Constructed in 1838 for the sum of $3,000, the Salmon River Light Station (which was later named Selkirk Lighthouse), featured a reflector lamp system using eight lamps and reflectors, which could be seen for 14 miles out onto Lake Ontario. Upgraded in 1855 with a Fresnel lens, the light remained in service until 1858 when the lighthouse was officially deactivated.
After being used as a private home for several years, the lighthouse was purchased from the U.S. government in 1895 for $1,500 at auction. The new owner, Leopold Joh, used it as his private residence and then incorporated it into a prestigious hotel complex.
Over the years the hotel became a popular local destination, with the lighthouse serving as a focal point of interest.
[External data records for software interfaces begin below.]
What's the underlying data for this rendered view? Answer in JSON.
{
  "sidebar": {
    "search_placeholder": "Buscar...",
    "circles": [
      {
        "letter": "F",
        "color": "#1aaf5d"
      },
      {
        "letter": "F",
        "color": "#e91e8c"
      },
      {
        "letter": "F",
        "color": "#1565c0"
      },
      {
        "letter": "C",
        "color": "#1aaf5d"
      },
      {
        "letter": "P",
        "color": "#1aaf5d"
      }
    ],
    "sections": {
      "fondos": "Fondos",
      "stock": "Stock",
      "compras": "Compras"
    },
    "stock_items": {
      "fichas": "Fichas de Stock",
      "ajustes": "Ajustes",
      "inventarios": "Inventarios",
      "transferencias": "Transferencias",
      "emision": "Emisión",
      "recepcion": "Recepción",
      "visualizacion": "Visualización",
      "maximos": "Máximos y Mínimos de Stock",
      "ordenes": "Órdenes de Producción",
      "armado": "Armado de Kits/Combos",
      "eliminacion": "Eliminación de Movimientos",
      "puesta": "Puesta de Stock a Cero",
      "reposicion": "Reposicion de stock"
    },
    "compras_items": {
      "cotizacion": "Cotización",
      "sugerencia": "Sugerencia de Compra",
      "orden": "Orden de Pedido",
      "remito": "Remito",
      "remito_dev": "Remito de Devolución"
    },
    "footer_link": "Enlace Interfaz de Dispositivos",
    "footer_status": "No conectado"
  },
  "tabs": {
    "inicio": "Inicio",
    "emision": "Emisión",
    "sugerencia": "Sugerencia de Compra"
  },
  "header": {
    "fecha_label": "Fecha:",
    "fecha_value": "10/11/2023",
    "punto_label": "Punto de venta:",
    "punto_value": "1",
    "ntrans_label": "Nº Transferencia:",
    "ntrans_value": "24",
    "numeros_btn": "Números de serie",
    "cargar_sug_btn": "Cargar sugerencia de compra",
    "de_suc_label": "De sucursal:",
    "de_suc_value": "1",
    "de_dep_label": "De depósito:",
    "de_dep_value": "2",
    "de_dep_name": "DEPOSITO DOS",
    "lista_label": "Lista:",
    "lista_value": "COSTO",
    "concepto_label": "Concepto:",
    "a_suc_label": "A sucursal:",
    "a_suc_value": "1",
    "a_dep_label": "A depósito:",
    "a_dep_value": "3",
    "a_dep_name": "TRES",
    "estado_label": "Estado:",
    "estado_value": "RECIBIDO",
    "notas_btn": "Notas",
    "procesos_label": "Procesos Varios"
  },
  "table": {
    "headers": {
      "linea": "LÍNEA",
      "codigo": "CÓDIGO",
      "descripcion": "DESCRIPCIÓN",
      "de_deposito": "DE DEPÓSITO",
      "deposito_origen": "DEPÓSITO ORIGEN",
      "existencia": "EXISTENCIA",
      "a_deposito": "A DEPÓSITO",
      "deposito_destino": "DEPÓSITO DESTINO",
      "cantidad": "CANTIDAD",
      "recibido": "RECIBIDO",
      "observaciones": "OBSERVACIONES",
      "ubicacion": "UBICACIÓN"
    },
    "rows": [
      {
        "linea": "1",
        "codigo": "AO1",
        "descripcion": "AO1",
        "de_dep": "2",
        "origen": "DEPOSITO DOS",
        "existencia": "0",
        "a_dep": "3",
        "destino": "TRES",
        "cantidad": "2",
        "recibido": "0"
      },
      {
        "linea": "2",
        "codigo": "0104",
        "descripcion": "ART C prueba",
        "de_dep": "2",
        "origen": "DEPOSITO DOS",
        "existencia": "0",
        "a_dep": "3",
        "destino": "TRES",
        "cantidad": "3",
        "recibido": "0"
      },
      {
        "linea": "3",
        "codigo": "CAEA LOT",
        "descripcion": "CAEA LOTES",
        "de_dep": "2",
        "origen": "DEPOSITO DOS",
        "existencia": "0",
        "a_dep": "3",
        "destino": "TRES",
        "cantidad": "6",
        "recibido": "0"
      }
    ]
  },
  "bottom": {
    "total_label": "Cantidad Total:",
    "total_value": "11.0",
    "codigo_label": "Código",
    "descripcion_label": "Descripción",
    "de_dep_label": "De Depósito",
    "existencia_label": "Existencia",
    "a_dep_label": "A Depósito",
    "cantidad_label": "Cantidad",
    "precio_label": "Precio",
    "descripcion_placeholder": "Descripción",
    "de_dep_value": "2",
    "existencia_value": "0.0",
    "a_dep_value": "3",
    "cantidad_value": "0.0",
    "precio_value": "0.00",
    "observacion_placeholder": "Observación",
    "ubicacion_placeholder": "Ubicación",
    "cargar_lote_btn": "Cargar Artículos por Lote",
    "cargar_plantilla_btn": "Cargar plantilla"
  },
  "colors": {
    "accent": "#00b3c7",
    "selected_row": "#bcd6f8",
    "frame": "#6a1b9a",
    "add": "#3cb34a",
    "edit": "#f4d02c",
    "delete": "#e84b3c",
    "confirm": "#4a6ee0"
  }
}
Following ownership by the Heckle family for most of the 20th century, the site was purchased in 1987 by the Walker family and the lighthouse itself was reactivated. After falling on hard times (including a propane gas explosion, economic downturn and a flood), the property was purchased in 2014 by the Barnell and Ellis families, longtime seasonal residents at the Salmon River.
"The Selkirk Lighthouse needed many repairs when our families acquired the property," says Barnell. "The roof was a priority for us since we needed to protect the structure itself from rain, snow and winds coming off Lake Ontario.
"We identified the custom color blend and composite slate we wanted to use in the summer of 2015. By then however, the weather was already turning so we put the project off until this year. Now that the reroofing project is complete, it's comforting to know that the Selkirk Lighthouse will be protected by its new DaVinci roof until well after the lighthouse's 200th anniversary in 2038."